And, finally — and this is where that whole “sounding conceited” thing comes in — yes, I do think I’m a better than average version of myself. Doesn’t everyone think that? Don’t we all strive to be better than average, better than that random person walking on the street next to us?

I’m probably never going to be president or find a cure for cancer — but most of us won’t. That doesn’t mean we’re “just average.” I know one hell of a lot about music, and I’m an awesome writer, and I’d like to think I’m generally a pretty cool, down-to-earth person. I’m kind of pretty, and pretty damn smart. I like romantic things like music and art. And as you know, I have a gigantic heart (that’s all mostly true, except for maybe the “romantic things” part, but it’s a song; ten cool points to whomever gets the reference).

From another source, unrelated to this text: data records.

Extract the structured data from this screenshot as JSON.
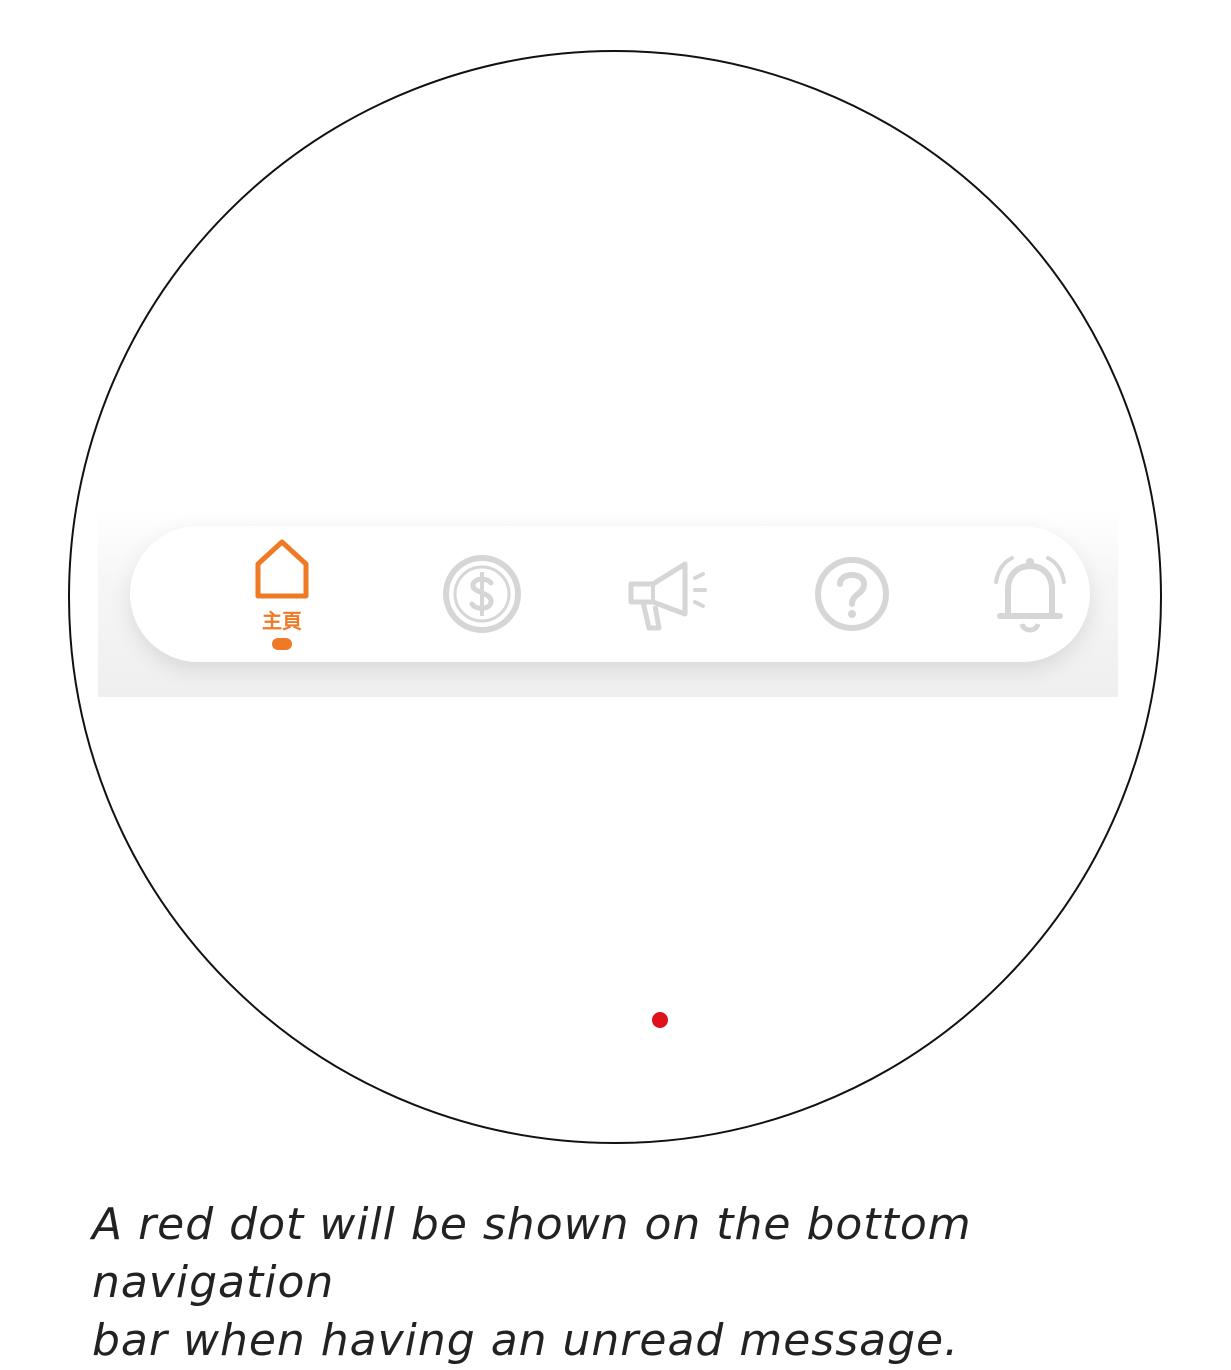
{
  "colors": {
    "active": "#EF7A26",
    "inactive": "#D6D6D6",
    "badge": "#E0101D",
    "outline": "#111111"
  },
  "bottom_nav": {
    "items": [
      {
        "icon": "home-icon",
        "label": "主頁",
        "active": true
      },
      {
        "icon": "dollar-icon",
        "label": "",
        "active": false
      },
      {
        "icon": "megaphone-icon",
        "label": "",
        "active": false,
        "unread_badge": true
      },
      {
        "icon": "help-icon",
        "label": "",
        "active": false
      },
      {
        "icon": "bell-icon",
        "label": "",
        "active": false
      }
    ]
  },
  "caption": {
    "line1": "A red dot will be shown on the bottom navigation",
    "line2": "bar when having an unread message."
  }
}
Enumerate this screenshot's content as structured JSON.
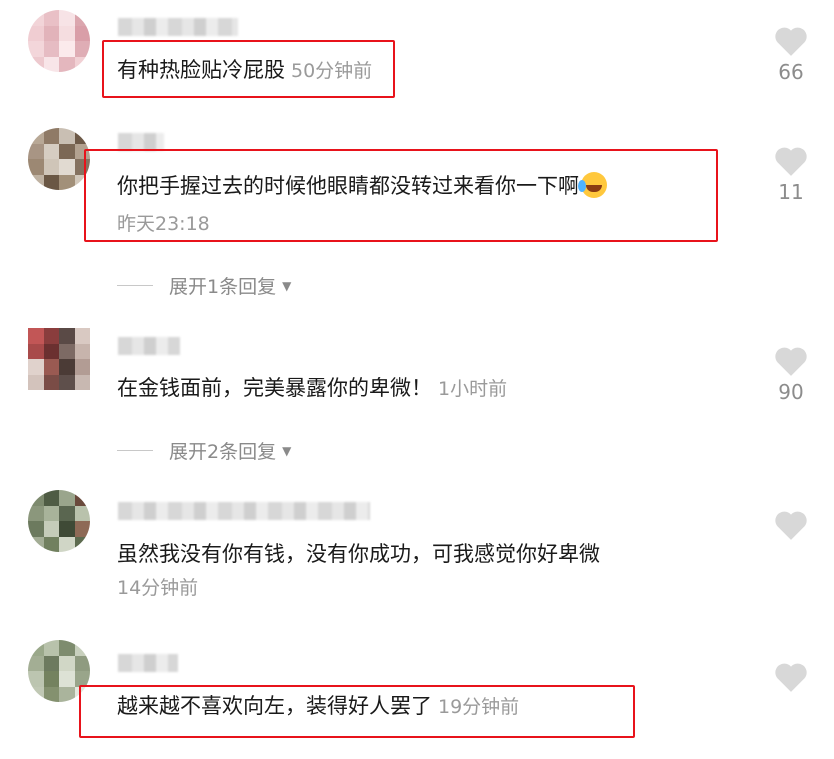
{
  "comments": [
    {
      "text": "有种热脸贴冷屁股",
      "time": "50分钟前",
      "likes": "66",
      "avatar_colors": [
        "#f2d4d8",
        "#e9c0c6",
        "#f7e3e6",
        "#dba6ae",
        "#f0cdd2",
        "#e2b3ba",
        "#f5dde0",
        "#d99ea8",
        "#f3d6da",
        "#e6bcc3",
        "#fbeaec",
        "#dfadb5",
        "#edc9ce",
        "#f8e5e8",
        "#e4b7be",
        "#f1d0d4"
      ]
    },
    {
      "text": "你把手握过去的时候他眼睛都没转过来看你一下啊",
      "time": "昨天23:18",
      "likes": "11",
      "emoji": "face-with-tears-of-joy-icon",
      "avatar_colors": [
        "#b8a896",
        "#8f7a66",
        "#c9bfb3",
        "#6e5a48",
        "#a89584",
        "#d6cdc2",
        "#7c6855",
        "#b3a290",
        "#9c8873",
        "#cfc5b8",
        "#e1dad1",
        "#857260",
        "#bfb2a2",
        "#6a5744",
        "#a29079",
        "#d2c8bb"
      ]
    },
    {
      "text": "在金钱面前，完美暴露你的卑微！",
      "time": "1小时前",
      "likes": "90",
      "avatar_colors": [
        "#c25656",
        "#8a3d3d",
        "#5a4a46",
        "#d9c9c2",
        "#a84a4a",
        "#6b3030",
        "#7d6a64",
        "#c7b4ac",
        "#e0d2cc",
        "#9a5a52",
        "#4b3b36",
        "#b29c94",
        "#d3c3bc",
        "#7a4c46",
        "#5e4f4b",
        "#c8b8b1"
      ]
    },
    {
      "text": "虽然我没有你有钱，没有你成功，可我感觉你好卑微",
      "time": "14分钟前",
      "likes": "",
      "avatar_colors": [
        "#7d8a6e",
        "#4f5c44",
        "#9aa58c",
        "#6a4a3c",
        "#8b977c",
        "#a8b39a",
        "#5a6650",
        "#b9c2ac",
        "#6c7a5e",
        "#c5ccb9",
        "#3f4a36",
        "#8e6a56",
        "#a3ad95",
        "#71805f",
        "#d0d6c6",
        "#5d6b4f"
      ]
    },
    {
      "text": "越来越不喜欢向左，装得好人罢了",
      "time": "19分钟前",
      "likes": "",
      "avatar_colors": [
        "#9aa88a",
        "#b8c2ab",
        "#7e8c6e",
        "#c8d0bd",
        "#a3ae94",
        "#6d7a5f",
        "#d1d7c6",
        "#8f9b80",
        "#bcc5b0",
        "#74825f",
        "#dde2d5",
        "#99a58a",
        "#c0c8b4",
        "#84916f",
        "#aab49c",
        "#e4e8dd"
      ]
    }
  ],
  "replies": [
    {
      "label": "展开1条回复"
    },
    {
      "label": "展开2条回复"
    }
  ],
  "colors": {
    "highlight": "#e8131b",
    "text": "#1a1a1a",
    "meta": "#9a9a9a",
    "heart": "#d8d8d8"
  },
  "icons": {
    "like": "heart-icon",
    "expand": "caret-down-icon"
  }
}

Those may not be talents that will win me a Nobel Prize or anything, but they still make me kind of special. I would certainly never tell my friends they’re “average” — to begin with, it’s rather rude, and they’re not average. There’s something amazing about each one of them. That’s why they’re my friends. Average is boring, typical, the same thing, and I will not be that, nor would I choose to hang around that.  The people I know are great because they challenge me and they make me a better person — they make sure I’m not average.

This debate just spiraled into an emotional schpeel, and it’s getting worse right here: If you’re reading this and think you’re average, think again. No one is average. That may sound idealistic or jaded, but it’s true. There is something special about every single person on this planet. If you can’t see that about yourself, how is anyone else going to see it about you?


As if I hadn’t gotten touchy-feely enough already (but, you have to admit, that answer was pretty appropriate for the holidays), I just want to wish everyone — all five of you non-average readers out there (haha?) — a very Merry Christmas/Happy Hanukkah/Happy Kwanzaa/whatever it is you celebrate. And a Happy New Year. I hope your holidays are absolutely wonderful. 2009’s been crazy, but great, so welcome to another decade of awesomeness.